▸ TASK INSTRUCTIONS
Only the lines that hold "JSON" should be in the answer, each copied from the data below.

(RECORDED DATA)

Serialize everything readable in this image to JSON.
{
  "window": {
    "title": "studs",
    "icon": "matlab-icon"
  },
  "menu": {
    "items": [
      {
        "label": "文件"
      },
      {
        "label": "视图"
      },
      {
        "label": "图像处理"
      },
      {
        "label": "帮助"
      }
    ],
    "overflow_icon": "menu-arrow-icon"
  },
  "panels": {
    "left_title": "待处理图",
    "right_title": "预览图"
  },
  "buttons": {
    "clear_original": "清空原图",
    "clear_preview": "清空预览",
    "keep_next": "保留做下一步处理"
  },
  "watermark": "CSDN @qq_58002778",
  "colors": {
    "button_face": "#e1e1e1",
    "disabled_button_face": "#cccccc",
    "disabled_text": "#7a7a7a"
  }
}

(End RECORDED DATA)
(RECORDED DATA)

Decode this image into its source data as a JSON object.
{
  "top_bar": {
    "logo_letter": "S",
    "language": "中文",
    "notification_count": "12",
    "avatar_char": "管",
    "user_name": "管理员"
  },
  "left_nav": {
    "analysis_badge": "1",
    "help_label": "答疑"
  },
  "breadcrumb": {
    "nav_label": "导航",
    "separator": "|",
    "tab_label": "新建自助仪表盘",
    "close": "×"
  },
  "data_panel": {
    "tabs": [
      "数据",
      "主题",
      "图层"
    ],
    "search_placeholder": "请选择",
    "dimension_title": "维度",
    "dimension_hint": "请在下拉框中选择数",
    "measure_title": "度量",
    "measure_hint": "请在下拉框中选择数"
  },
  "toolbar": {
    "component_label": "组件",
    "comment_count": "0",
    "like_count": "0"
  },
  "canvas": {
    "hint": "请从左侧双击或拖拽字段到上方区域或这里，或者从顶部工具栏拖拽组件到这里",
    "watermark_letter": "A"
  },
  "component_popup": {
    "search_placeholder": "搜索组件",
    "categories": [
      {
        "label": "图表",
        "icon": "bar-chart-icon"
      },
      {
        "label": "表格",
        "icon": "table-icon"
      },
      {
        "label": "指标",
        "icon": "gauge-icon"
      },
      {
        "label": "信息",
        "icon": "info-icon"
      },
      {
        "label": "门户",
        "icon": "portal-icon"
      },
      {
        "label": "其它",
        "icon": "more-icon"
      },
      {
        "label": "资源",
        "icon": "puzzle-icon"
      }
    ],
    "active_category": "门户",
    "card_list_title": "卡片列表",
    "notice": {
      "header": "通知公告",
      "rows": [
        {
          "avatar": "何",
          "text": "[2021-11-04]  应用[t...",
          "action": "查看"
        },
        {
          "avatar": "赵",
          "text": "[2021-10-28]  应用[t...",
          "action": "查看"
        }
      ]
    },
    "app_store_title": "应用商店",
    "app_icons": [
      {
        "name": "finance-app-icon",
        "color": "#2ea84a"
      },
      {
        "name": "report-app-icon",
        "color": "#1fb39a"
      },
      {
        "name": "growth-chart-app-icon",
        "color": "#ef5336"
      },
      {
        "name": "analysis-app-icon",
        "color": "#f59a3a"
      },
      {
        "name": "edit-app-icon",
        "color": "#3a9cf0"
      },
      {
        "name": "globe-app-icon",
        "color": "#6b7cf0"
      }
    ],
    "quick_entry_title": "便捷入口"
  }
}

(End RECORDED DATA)

▸ TASK OUTPUT
Serialize everything readable in this image to JSON.
Decode this image into its source data as a JSON object.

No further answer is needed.